Fear Factor: Why Security Is Still The Cloud's Biggest Hurdle


MAKING HEADWAY

Overall, the industry is making steady progress in chipping away at cloud security challenges, including meeting the compliance needs of highly regulated industries, experts said.

"As cloud providers get more experience and exposure to certain businesses such as banks, they'll get more comfortable with the regulations, and if they can get these requirements in place, they can attract even more business from the financial sector," said Tony Meholic, senior vice president and chief security officer at The Bancorp Bank, a commercial bank based in Wilmington, Del.

The CSA, he added, "will help to promulgate a good vision and focus for migration to the cloud."

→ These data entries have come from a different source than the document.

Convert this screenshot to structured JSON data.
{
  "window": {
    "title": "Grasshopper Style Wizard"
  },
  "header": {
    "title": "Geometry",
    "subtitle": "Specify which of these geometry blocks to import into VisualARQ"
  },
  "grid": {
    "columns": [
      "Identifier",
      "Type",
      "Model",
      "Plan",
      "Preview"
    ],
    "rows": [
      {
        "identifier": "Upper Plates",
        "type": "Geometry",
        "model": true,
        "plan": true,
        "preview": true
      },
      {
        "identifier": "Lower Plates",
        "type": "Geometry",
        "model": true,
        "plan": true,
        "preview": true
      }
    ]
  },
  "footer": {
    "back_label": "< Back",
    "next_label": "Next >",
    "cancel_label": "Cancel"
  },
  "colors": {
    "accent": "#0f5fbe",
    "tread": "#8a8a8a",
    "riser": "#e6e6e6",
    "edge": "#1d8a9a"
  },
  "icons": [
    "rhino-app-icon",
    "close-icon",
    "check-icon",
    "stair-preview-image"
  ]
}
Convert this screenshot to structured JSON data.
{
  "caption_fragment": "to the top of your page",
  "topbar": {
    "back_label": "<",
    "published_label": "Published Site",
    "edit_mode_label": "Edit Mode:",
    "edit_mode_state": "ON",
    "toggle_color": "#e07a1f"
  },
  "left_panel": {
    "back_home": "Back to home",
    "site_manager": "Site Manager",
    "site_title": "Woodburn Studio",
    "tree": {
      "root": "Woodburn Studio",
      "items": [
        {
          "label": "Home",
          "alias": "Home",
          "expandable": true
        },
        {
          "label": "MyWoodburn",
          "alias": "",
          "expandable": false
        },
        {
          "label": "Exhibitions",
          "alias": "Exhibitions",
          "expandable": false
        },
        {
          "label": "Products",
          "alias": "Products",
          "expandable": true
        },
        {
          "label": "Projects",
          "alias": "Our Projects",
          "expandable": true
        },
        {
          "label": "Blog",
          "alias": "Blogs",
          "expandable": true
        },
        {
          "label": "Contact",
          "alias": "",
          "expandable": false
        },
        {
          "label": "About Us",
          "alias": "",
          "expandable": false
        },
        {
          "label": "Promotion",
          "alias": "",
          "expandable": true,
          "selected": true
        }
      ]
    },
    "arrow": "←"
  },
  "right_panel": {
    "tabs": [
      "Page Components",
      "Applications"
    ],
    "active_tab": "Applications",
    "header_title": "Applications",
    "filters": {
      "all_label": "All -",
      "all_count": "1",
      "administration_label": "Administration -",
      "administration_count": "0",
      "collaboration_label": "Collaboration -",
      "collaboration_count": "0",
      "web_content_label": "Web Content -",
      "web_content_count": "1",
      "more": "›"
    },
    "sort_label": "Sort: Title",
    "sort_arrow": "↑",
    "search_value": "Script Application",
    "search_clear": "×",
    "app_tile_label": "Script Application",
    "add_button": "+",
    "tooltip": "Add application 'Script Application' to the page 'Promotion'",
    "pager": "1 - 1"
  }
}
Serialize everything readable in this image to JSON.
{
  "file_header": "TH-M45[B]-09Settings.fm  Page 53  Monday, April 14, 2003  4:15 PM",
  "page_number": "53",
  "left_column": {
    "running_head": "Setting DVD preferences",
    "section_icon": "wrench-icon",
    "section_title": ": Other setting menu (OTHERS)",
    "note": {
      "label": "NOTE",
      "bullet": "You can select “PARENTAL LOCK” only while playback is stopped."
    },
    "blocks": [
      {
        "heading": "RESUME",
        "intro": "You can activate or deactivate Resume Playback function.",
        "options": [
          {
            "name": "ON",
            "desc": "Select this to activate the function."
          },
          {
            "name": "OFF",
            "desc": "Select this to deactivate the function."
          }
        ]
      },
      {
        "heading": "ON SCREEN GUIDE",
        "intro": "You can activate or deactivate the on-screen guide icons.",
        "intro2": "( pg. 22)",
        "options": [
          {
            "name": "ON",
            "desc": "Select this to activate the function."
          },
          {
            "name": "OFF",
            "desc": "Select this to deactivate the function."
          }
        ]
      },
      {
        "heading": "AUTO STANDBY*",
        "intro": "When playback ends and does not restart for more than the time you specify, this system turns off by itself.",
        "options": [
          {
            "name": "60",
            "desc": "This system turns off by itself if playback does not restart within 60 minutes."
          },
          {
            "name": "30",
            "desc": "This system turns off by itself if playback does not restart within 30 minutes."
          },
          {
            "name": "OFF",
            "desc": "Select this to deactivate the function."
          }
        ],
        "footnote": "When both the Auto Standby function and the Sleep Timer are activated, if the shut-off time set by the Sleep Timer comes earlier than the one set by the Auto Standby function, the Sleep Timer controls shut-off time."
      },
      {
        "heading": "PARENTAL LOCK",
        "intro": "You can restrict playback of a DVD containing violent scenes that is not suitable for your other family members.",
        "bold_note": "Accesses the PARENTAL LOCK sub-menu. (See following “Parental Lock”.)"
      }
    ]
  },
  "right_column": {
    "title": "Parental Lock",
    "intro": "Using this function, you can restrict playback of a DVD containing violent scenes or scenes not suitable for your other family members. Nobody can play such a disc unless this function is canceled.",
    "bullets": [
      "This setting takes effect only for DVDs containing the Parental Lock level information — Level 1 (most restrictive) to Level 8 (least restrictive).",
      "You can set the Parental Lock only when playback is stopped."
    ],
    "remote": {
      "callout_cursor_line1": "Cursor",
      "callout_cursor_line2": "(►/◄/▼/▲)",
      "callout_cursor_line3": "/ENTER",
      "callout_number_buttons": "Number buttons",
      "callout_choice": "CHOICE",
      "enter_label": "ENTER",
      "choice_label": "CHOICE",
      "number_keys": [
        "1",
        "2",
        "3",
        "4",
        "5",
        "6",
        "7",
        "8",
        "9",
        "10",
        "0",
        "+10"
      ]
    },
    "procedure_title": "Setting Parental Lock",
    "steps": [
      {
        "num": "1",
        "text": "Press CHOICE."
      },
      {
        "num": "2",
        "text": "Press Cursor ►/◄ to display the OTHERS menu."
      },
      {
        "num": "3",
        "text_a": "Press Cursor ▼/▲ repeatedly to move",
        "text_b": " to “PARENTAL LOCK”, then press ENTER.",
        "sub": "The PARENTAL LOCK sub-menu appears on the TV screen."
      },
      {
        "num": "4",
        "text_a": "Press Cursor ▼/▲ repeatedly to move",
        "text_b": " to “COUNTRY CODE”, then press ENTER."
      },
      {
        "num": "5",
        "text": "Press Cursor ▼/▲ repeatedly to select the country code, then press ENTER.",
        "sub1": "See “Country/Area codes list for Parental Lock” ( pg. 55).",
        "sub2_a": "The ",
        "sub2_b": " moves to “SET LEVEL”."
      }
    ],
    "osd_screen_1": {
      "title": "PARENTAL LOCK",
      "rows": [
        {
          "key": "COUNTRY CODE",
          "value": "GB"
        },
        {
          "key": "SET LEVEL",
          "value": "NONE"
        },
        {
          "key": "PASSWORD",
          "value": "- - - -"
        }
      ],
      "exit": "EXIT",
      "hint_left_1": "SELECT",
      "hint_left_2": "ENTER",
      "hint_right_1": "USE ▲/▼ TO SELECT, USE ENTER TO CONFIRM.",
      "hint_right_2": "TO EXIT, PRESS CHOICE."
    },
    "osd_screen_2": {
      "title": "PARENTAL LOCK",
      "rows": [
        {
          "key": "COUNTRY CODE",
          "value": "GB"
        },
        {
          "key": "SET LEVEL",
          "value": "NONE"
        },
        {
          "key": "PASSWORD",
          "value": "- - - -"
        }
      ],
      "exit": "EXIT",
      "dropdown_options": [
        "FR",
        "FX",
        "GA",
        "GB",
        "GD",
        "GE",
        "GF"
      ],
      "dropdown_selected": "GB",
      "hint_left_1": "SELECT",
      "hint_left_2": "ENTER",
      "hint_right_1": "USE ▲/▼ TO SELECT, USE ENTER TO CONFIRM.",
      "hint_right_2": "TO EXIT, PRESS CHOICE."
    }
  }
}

Experts said they expect the industry will move toward a mixture of public and private cloud services, giving companies the option of more control and visibility into their sensitive data.

"I have not heard anyone say, 'We're pulling back from cloud,' " the CSA's Reavis said. "Generally, it isn't a failure that moves an organization to a private cloud; it's the need for specific granular control or visibility that they weren't getting from a public cloud provider."

According to Productive Corp.'s O'Bert, cloud adoption will be a long, evolving process and the channel will adapt to buying trends for systems and services.

"It's all still endpoints and servers. Organizations are still going to need the technology and going to need to pay for it," O'Bert said. "People every day are getting more comfortable with the fact that their data doesn't reside on that endpoint device or even on the server down the hall. The longer people are comfortable with that, the more that it will change the way they buy, procure and use the technology that protects them."